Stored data
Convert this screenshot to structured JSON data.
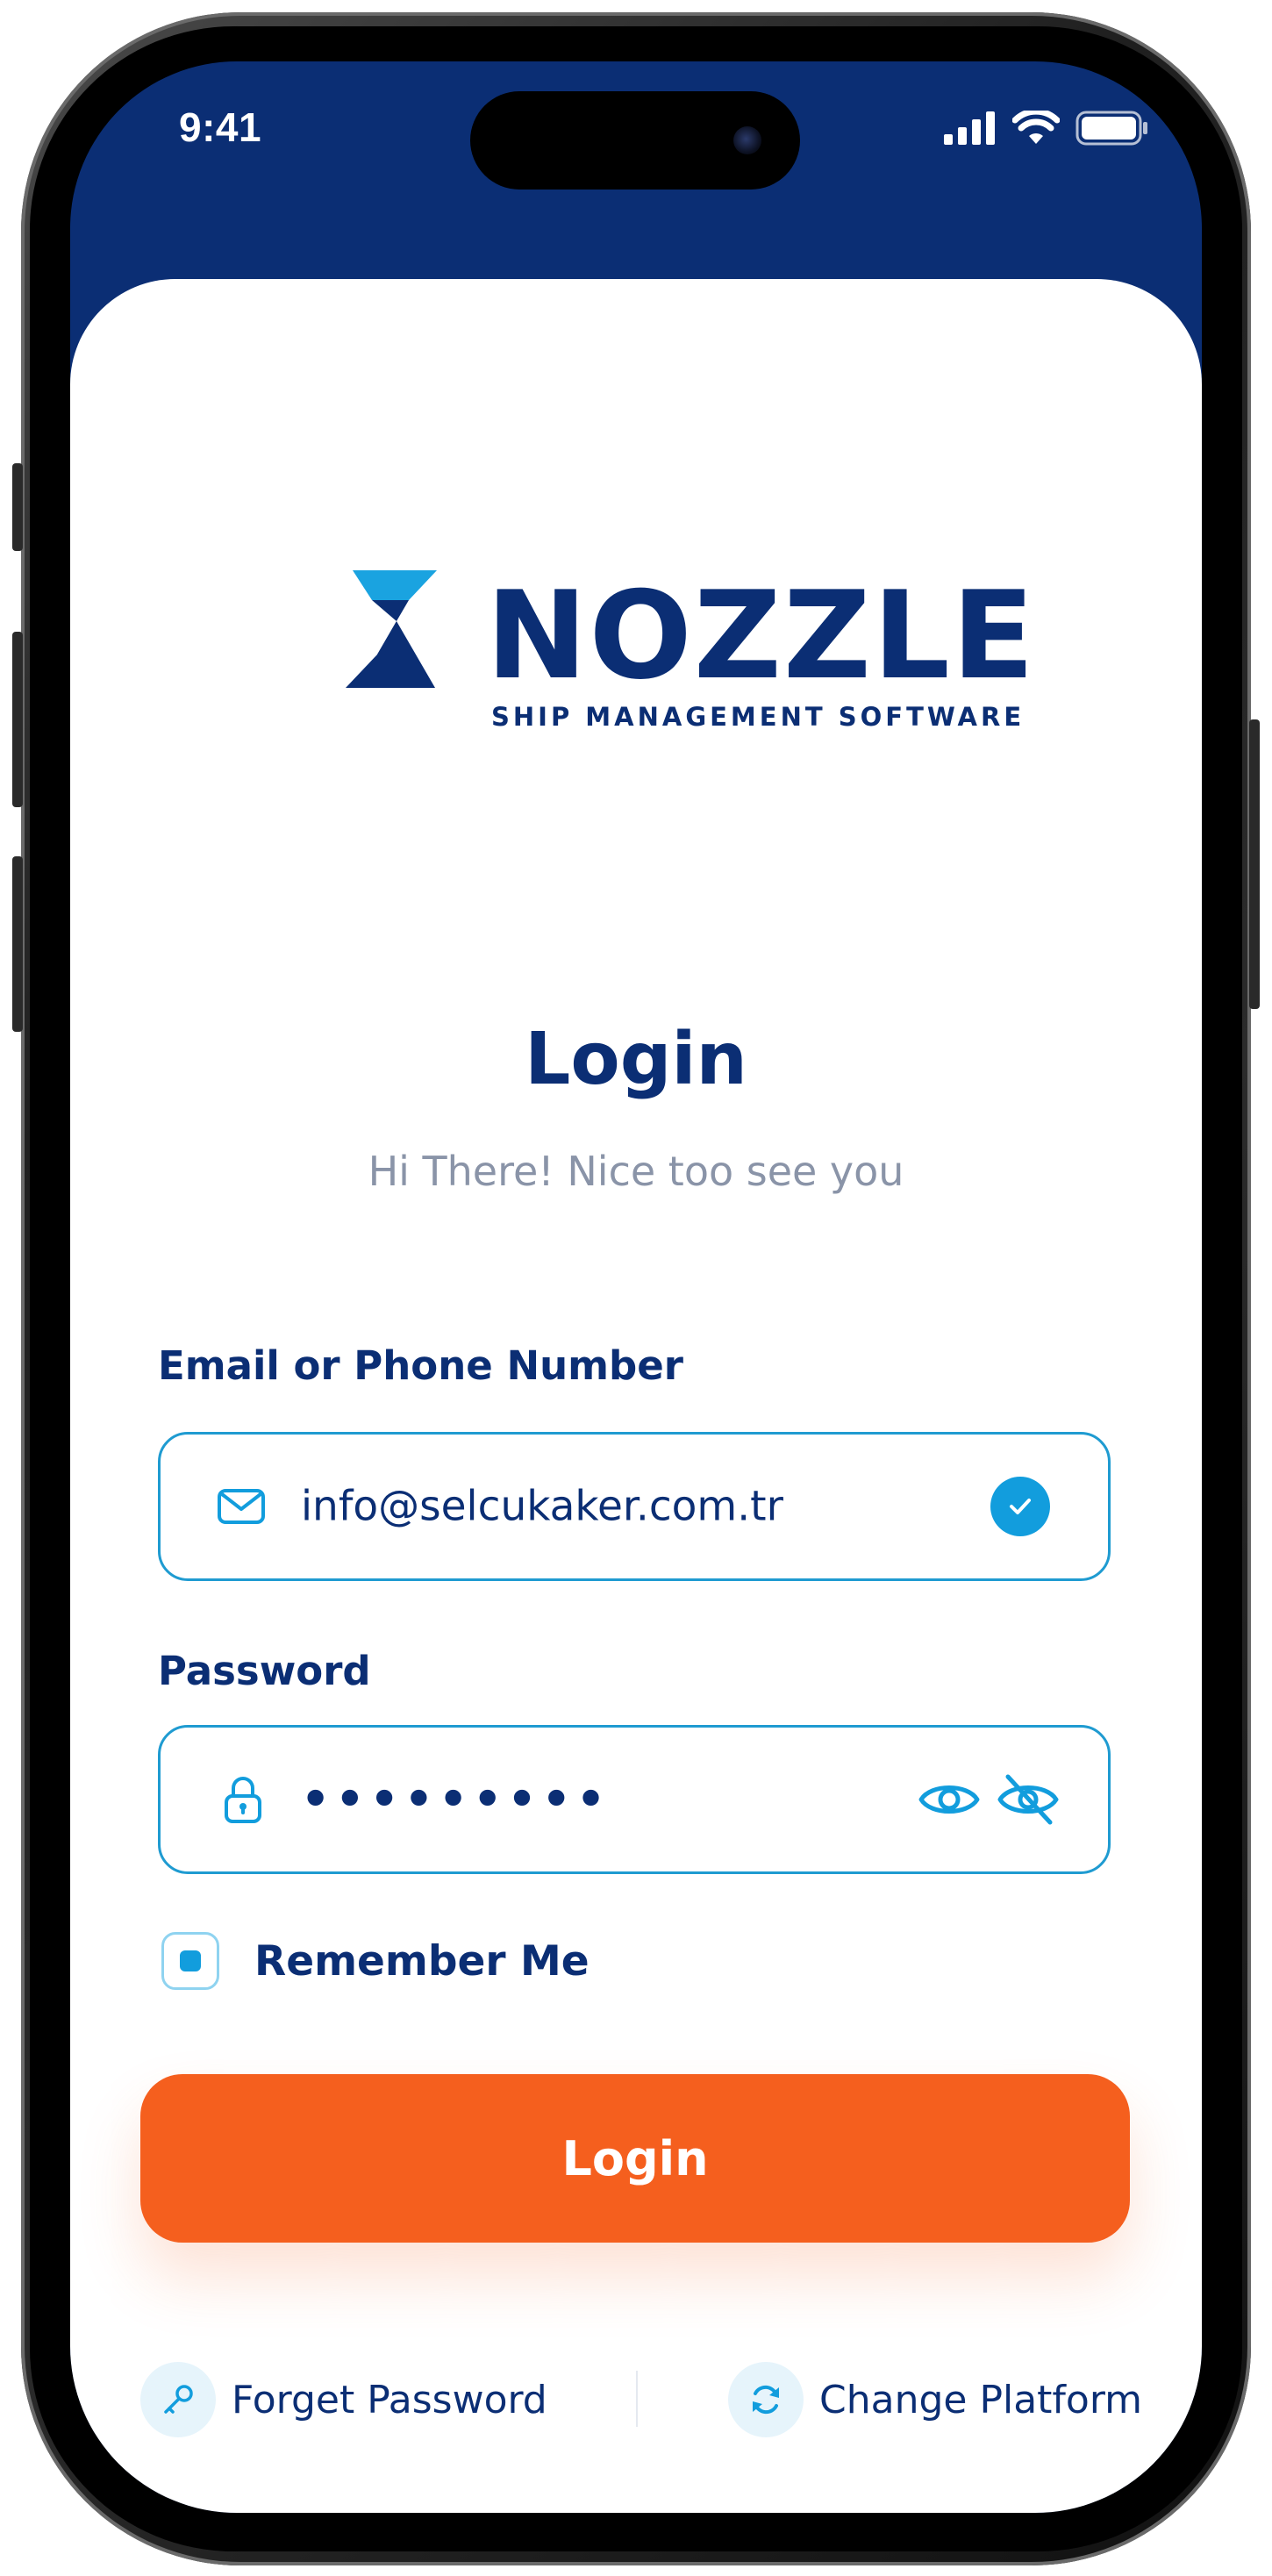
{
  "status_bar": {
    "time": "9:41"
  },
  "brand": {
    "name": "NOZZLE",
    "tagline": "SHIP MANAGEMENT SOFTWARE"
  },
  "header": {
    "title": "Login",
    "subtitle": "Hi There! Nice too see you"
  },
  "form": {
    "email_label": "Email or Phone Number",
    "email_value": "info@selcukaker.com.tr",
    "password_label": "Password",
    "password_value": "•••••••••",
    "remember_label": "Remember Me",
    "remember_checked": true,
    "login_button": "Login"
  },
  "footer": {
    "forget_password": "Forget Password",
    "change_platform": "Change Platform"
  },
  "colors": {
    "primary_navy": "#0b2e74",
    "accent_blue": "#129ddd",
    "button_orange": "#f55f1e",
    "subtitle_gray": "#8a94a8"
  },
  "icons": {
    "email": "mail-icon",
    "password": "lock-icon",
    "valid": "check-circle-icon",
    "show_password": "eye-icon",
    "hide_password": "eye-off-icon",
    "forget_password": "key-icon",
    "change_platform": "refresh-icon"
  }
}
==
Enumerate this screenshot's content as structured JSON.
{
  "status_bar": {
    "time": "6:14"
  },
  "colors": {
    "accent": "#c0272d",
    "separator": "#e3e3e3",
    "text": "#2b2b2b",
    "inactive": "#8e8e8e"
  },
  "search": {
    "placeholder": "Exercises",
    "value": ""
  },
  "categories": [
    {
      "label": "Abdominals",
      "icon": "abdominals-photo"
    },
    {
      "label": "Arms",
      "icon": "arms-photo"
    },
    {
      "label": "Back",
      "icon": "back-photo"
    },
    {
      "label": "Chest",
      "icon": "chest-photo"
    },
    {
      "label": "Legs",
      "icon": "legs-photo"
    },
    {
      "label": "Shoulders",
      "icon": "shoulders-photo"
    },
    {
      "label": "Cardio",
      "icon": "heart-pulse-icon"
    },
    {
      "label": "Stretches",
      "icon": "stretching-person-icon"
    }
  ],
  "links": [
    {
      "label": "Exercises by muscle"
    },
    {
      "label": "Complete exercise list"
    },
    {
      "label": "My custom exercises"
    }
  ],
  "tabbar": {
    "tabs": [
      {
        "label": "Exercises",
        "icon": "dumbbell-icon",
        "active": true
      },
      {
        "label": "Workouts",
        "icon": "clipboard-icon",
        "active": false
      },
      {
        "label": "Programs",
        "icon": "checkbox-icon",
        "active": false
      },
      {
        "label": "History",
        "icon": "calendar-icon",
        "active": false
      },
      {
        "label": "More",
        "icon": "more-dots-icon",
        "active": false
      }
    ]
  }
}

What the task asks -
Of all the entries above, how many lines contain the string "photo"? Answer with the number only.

Your solution -
6